Intraprocedural retrieval of migrated coils during endovascular aneurysm treatment with the Trevo Stentriever device

Kenneth Liu, Dale Ding, Robert M. Starke, Scott R. Geraghty, Mary E. Jensen

Research output: Contribution to journalArticlepeer-review

27 Scopus citations

Abstract

Coil migration during endovascular treatment of intracranial aneurysms occurs in 2-6% of cases. As endovascular coiling of aneurysms has become increasingly popular and as endovascular technology continues to rapidly evolve, the prevalence of intraprocedural coil migration will invariably rise. Since coil masses are highly thrombogenic, migration out of the aneurysm sac into the parent artery may result in large territory infarcts which subsequently manifest as significant neurological morbidity. Therefore safe and timely retrieval of migrated coils is essential to avoiding poor angiographic and clinical outcomes. A 66-year-old woman with an unruptured 5 × 3 mm, wide-necked posterior communicating artery aneurysm was referred for endovascular treatment. During coiling with the dual catheter technique, both initially deployed coils dislodged from the aneurysm sac and migrated distally into the middle cerebral artery. After failed retrieval with an Alligator device (Chestnut Medical Technologies, Menlo Park, CA, USA), we used two Trevo devices (Concentric Medical, Mountain View, CA, USA) in succession to successfully retrieve the migrated coils. The aneurysm was then occluded with stent-assisted coil embolization. There were no post-procedural angiographic or clinical complications. The patient was subsequently discharged home without neurological deficit. This case illustrates the first use of the Trevo device for retrieval of migrated coils during endovascular treatment of an intracranial aneurysm to our knowledge. Due to the lack of guidelines defining the standard management of intraprocedural coil migration, current strategies are based on retrospective review of published reports and expert opinion. We present a unique and effective method for endovascular retrieval of displaced coils using a Trevo Stentriever device.

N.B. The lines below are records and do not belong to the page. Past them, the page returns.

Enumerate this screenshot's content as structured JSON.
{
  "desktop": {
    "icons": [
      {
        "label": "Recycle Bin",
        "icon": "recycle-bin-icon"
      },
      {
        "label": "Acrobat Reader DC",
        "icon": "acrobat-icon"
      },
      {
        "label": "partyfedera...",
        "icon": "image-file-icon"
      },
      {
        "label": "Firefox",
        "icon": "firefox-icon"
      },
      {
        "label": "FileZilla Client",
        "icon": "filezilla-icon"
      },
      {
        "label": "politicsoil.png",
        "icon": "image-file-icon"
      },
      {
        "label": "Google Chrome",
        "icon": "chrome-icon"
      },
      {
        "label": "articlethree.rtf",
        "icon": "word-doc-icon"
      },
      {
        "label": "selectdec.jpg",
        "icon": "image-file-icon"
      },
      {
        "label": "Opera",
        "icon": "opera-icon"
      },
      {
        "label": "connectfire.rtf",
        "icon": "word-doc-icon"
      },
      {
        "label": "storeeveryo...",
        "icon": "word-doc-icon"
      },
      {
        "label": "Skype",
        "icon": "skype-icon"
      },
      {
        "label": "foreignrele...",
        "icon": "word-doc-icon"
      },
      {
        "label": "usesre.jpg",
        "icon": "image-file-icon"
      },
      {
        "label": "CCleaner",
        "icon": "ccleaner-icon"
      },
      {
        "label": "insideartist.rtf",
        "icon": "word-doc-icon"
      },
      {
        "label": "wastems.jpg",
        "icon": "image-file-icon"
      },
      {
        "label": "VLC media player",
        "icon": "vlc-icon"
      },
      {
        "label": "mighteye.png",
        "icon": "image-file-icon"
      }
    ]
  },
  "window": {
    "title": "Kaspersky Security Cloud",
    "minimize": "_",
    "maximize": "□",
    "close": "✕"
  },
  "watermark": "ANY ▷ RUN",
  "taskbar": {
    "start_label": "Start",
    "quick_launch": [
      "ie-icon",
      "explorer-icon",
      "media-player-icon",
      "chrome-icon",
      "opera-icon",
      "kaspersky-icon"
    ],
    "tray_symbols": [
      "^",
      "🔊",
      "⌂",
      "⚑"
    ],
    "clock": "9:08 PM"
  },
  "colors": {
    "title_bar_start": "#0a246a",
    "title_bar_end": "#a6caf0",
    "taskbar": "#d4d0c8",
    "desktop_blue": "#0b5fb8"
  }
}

Original languageEnglish (US)
Pages (from-to)503-506
Number of pages4
JournalJournal of Clinical Neuroscience
Volume21
Issue number3
DOIs
StatePublished - Mar 1 2014

All Science Journal Classification (ASJC) codes

  • Surgery
  • Neurology
  • Clinical Neurology
  • Physiology (medical)

Fingerprint Dive into the research topics of 'Intraprocedural retrieval of migrated coils during endovascular aneurysm treatment with the Trevo Stentriever device'. Together they form a unique fingerprint.

Cite this